Aggregate window functions have a slightly different meaning for ordering compared to ranking window functions. With aggregates, contrary to what some might think, ordering has nothing to do with the order in which the aggregate is applied; rather, the ordering element gives meaning to the framing options that I will describe next. In other words, the ordering element is an aid to define which rows to restrict in the window.
Framing is essentially another filter that further restricts the rows in the partition. It is applicable to aggregate window functions as well as to three of the offset functions: FIRST_VALUE, LAST_VALUE, and NTH_VALUE. Think of this windowing element as defining two points in the current row’s partition based on the given ordering, framing the rows that the calculation will apply to.
The framing specification in the standard includes a ROWS or RANGE option that defines the starting row and ending row of the frame, as well as a window frame-exclusion option. SQL Server 2012 introduced support for framing, with full implementation of the ROWS option, partial implementation of the RANGE option, and no implementation of the window frame-exclusion option.
The ROWS option allows you to indicate the points in the frame as an offset in terms of the number of rows with respect to the current row. The RANGE option is more dynamic, defining the offsets in terms of a difference between the value of the frame point and the current row’s value. The window frame-exclusion option specifies what to do with the current row and its peers in case of ties. This explanation might seem far from clear or sufficient, but I don’t want to get into the details just yet. There will be plenty of that later. For now, I just want to introduce the concept and provide a simple example. Following is a query against the EmpOrders view, calculating the running total quantity for each employee and order month:
SELECT empid, ordermonth, qty, SUM(qty) OVER(PARTITION BY empid ORDER BY ordermonth ROWS BETWEEN UNBOUNDED PRECEDING AND CURRENT ROW) AS runqty FROM Sales.EmpOrders;
Observe that the window function applies the SUM aggregate to the qty attribute, partitions the window by empid, orders the partition rows by ordermonth, and frames the partition rows based on the given ordering between unbounded preceding (no low boundary point) and the current row.
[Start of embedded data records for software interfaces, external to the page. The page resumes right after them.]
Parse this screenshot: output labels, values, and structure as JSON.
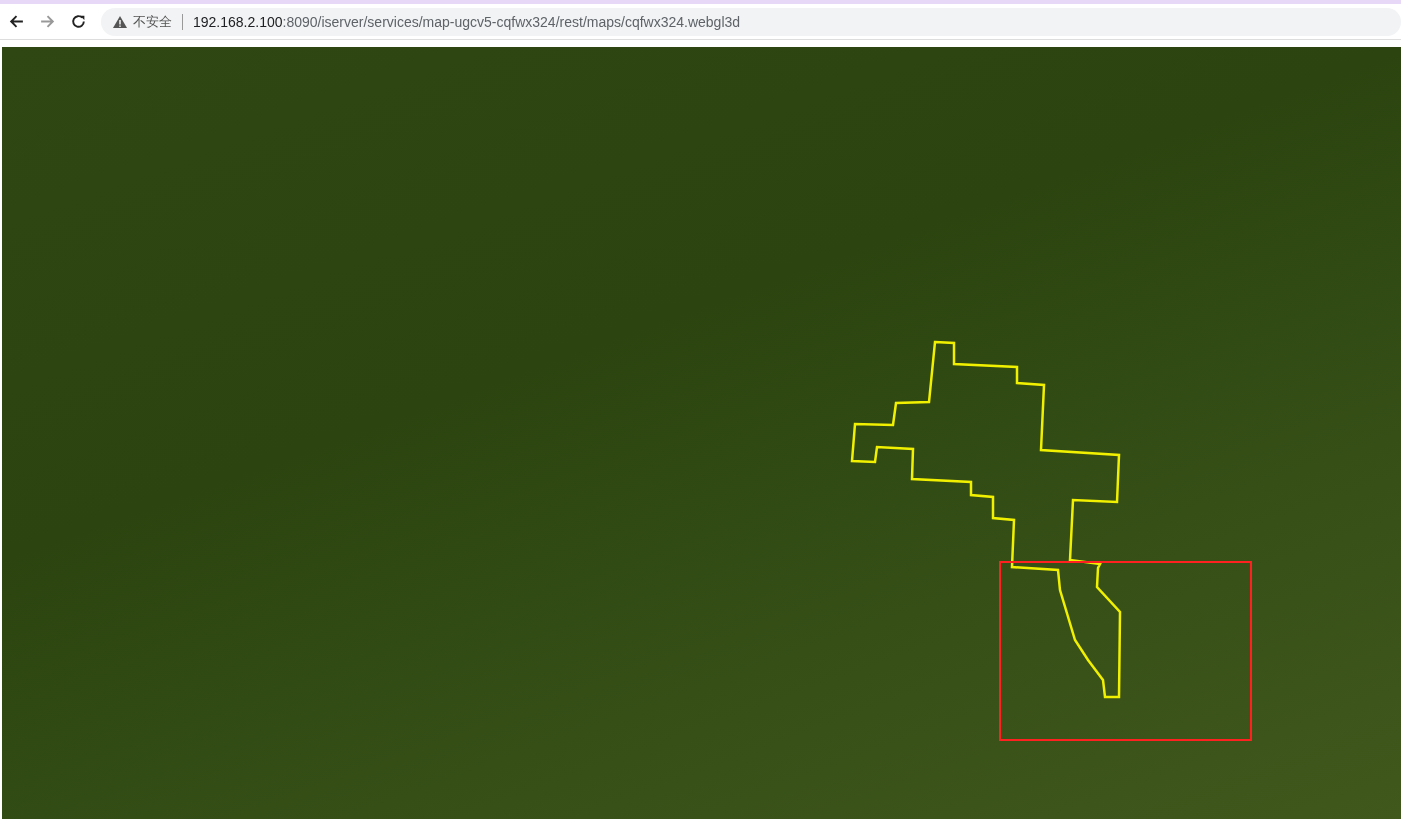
{
  "browser": {
    "security_label": "不安全",
    "url_host": "192.168.2.100",
    "url_path": ":8090/iserver/services/map-ugcv5-cqfwx324/rest/maps/cqfwx324.webgl3d"
  }
}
In other words, the result will be the sum of all prior rows in the frame, inclusive of the current row. This query generates the following output, shown here in abbreviated form:
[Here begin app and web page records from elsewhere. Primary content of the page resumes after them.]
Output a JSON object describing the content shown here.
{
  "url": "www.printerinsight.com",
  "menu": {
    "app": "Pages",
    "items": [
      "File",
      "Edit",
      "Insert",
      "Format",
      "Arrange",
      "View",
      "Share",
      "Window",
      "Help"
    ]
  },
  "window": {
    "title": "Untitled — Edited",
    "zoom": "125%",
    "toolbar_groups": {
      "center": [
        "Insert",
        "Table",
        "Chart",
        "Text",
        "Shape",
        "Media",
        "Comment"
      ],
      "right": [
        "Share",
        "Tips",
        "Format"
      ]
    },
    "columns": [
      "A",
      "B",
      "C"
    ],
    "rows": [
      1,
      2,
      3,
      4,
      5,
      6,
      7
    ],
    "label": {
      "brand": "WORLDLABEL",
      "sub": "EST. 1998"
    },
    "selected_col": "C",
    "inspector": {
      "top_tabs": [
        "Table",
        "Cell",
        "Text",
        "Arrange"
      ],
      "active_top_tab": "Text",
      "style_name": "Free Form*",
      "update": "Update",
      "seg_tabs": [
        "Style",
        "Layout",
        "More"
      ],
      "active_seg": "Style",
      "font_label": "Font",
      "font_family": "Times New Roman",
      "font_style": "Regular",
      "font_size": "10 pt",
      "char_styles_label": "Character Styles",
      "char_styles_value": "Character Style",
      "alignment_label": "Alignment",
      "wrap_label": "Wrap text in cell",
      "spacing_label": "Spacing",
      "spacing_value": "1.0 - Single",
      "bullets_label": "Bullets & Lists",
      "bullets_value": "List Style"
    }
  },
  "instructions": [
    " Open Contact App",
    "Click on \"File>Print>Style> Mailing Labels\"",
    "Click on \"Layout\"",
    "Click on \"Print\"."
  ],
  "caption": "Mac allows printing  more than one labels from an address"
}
empid ordermonth qty run_qty ------ ----------------------- ----------- ----------- 1 2006-07-01 00:00:00.000 121 121 1 2006-08-01 00:00:00.000 247 368 1 2006-09-01 00:00:00.000 255 623 1 2006-10-01 00:00:00.000 143 766 1 2006-11-01 00:00:00.000 318 1084 ... 2 2006-07-01 00:00:00.000 50 50 2 2006-08-01 00:00:00.000 94 144 2 2006-09-01 00:00:00.000 137 281 2 2006-10-01 00:00:00.000 248 529 2 2006-11-01 00:00:00.000 237 766 ...
Observe how the window specification is as easy to read as plain English. I will provide much more detail about the framing options in Chapter 2.